Flogging Molly | Music | Salt Lake City | Salt Lake City Weekly
Support the Free Press.
Facts matter. Truth matters. Journalism matters.
Salt Lake City Weekly has been Utah's source of independent news and in-depth journalism since 1984.
Donate today to ensure the legacy continues.


Flogging Molly

After 15 years, haven't lost any swagger


Flogging Molly
  • Flogging Molly

“When you boil it down to its essence, Flogging Molly is all about playing music that is very real and organic, and playing it with all the piss and vinegar and passion you can in each note,” says guitarist Dennis Casey.

While the seven-piece Irish-punk powerhouse might have grown out of their early days of singing about pirates, the Sacred Heart and the devil’s dance floor, their defiant, hopeful core message has never been more relevant. And even after more than 15 years of making music, they haven’t lost any of their swagger.

“It’s definitely a very rewarding milestone,” Casey says. “It’s not easy to keep a band together, especially with seven people, the same lineup for 15 years. It’s rare. It’s a testament to how much we love each other and the music. I think we’ve grown closer as a unit and closer as friends—I call it my second family.”

The Flogging Molly family came together in 1997, in a Los Angeles bar called Molly Malone’s. Dublin-born vocalist Dave King formed the band with violinist Bridget Regan, and Casey, Matt Hensley (accordion), Nathen Maxwell (bass), Bob Schmidt (mandolin, banjo) and George Schwindt (drums) rounded out the lineup. The traditional music of King’s childhood found a rebellious voice in tribal, fiery punk rock, with subject matter that includes the Roman Catholic Church and King growing up in Ireland. But far from appealing only to a niche demographic of listeners, on a larger scale, Flogging Molly’s music is about love, loss and hope for a better day, a battle cry for downtrodden people everywhere.

More recently (and more locally), Flogging Molly has become a champion of the American working class, particularly the struggling city of Detroit, as heard on their latest studio album, Speed of Darkness (2011). The album was the debut release on the band’s own record label, Borstal Beat, and was written in the basement of the Detroit home that King and Detroit native Regan bought together after marrying while on tour in support of Float (2008). Songs such as the bluesy “The Power’s Out” and “Don’t Shut ’Em Down” tell the story of “the devastation: foreclosures, people being thrown out of their homes, factories closing, people living on the streets … and so on,” Casey says.

Flogging Molly’s working-class roots wouldn’t let them turn a blind eye to the problems they were seeing. “We all basically came from working-class families,” Casey says. “And so we have a close affinity to that group of people and especially the tough times that they’ve been going through for the last five years or so now. … [Speed of Darkness] turned into a record we had to write.”

At the Utah stop of Flogging Molly’s ninth-annual Green 17 tour, fans can get a head start on their St. Patrick’s Day festivities.
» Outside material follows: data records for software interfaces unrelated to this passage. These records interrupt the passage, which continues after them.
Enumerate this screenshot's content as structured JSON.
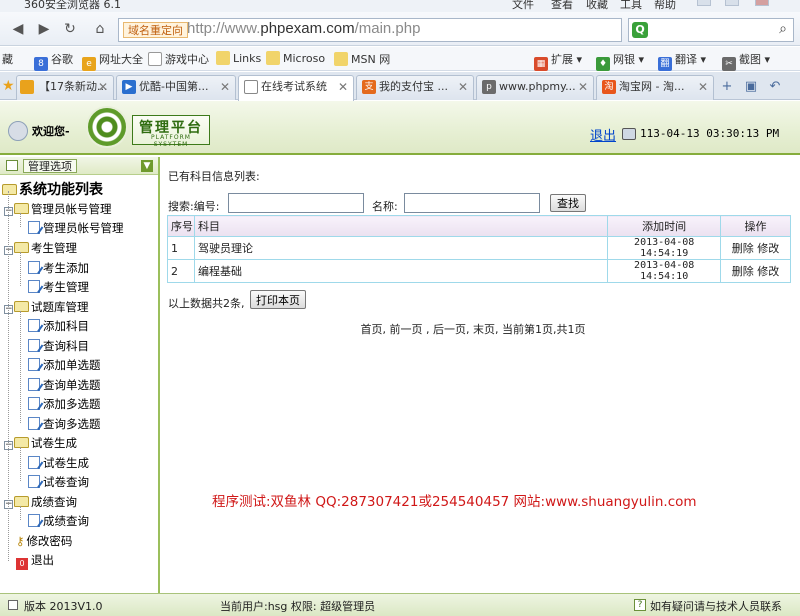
{
  "browser": {
    "app_title": "360安全浏览器 6.1",
    "menu": [
      "文件",
      "查看",
      "收藏",
      "工具",
      "帮助"
    ],
    "redirect_tag": "域名重定向",
    "url_prefix": "http://www.",
    "url_host": "phpexam.com",
    "url_path": "/main.php",
    "bookmarks": [
      "藏",
      "谷歌",
      "网址大全",
      "游戏中心",
      "Links",
      "Microso",
      "MSN 网"
    ],
    "toolbar_right": [
      "扩展",
      "网银",
      "翻译",
      "截图"
    ],
    "tabs": [
      {
        "label": "【17条新动...",
        "icon_color": "#e9a21c",
        "active": false
      },
      {
        "label": "优酷-中国第...",
        "icon_color": "#2a6fcf",
        "active": false
      },
      {
        "label": "在线考试系统",
        "icon_color": "#888888",
        "active": true
      },
      {
        "label": "我的支付宝 ...",
        "icon_color": "#e46a1c",
        "active": false
      },
      {
        "label": "www.phpmy...",
        "icon_color": "#6b6b6b",
        "active": false
      },
      {
        "label": "淘宝网 - 淘...",
        "icon_color": "#e8561b",
        "active": false
      }
    ]
  },
  "header": {
    "welcome": "欢迎您-",
    "logo_cn": "管理平台",
    "logo_en": "PLATFORM SYSYTEM",
    "logout": "退出",
    "datetime": "113-04-13 03:30:13 PM"
  },
  "sidebar": {
    "options_label": "管理选项",
    "root": "系统功能列表",
    "groups": [
      {
        "label": "管理员帐号管理",
        "items": [
          "管理员帐号管理"
        ]
      },
      {
        "label": "考生管理",
        "items": [
          "考生添加",
          "考生管理"
        ]
      },
      {
        "label": "试题库管理",
        "items": [
          "添加科目",
          "查询科目",
          "添加单选题",
          "查询单选题",
          "添加多选题",
          "查询多选题"
        ]
      },
      {
        "label": "试卷生成",
        "items": [
          "试卷生成",
          "试卷查询"
        ]
      },
      {
        "label": "成绩查询",
        "items": [
          "成绩查询"
        ]
      }
    ],
    "change_password": "修改密码",
    "exit": "退出"
  },
  "main": {
    "list_title": "已有科目信息列表:",
    "search_label": "搜索:编号:",
    "id_value": "",
    "name_label": "名称:",
    "name_value": "",
    "query_button": "查找",
    "table": {
      "headers": [
        "序号",
        "科目",
        "添加时间",
        "操作"
      ],
      "rows": [
        {
          "no": "1",
          "subject": "驾驶员理论",
          "time": "2013-04-08 14:54:19",
          "delete": "删除",
          "edit": "修改"
        },
        {
          "no": "2",
          "subject": "编程基础",
          "time": "2013-04-08 14:54:10",
          "delete": "删除",
          "edit": "修改"
        }
      ]
    },
    "count_text": "以上数据共2条,",
    "print_button": "打印本页",
    "pager": "首页, 前一页 , 后一页, 末页, 当前第1页,共1页",
    "watermark": "程序测试:双鱼林 QQ:287307421或254540457 网站:www.shuangyulin.com"
  },
  "status": {
    "version": "版本 2013V1.0",
    "current_user": "当前用户:hsg 权限: 超级管理员",
    "help": "如有疑问请与技术人员联系"
  }
}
The band’s Guinness-fueled frenzy of a live show is the best way to experience their boisterous music, and near-constant touring hasn’t dulled their energy in the slightest. “We love what we do … so to put out that much energy is a joy, it’s a rush,” Casey says. “Even after 15 years, we can still bring it and not lose anything. It’s all still there, probably even stronger.” 

w/ Mariachi el Bronx, Donots
Great Saltair
12408 W. Saltair Drive, Magna
Friday, March 15, 8 p.m.

Kolbie Stonehocker Twitter: @VonStonehocker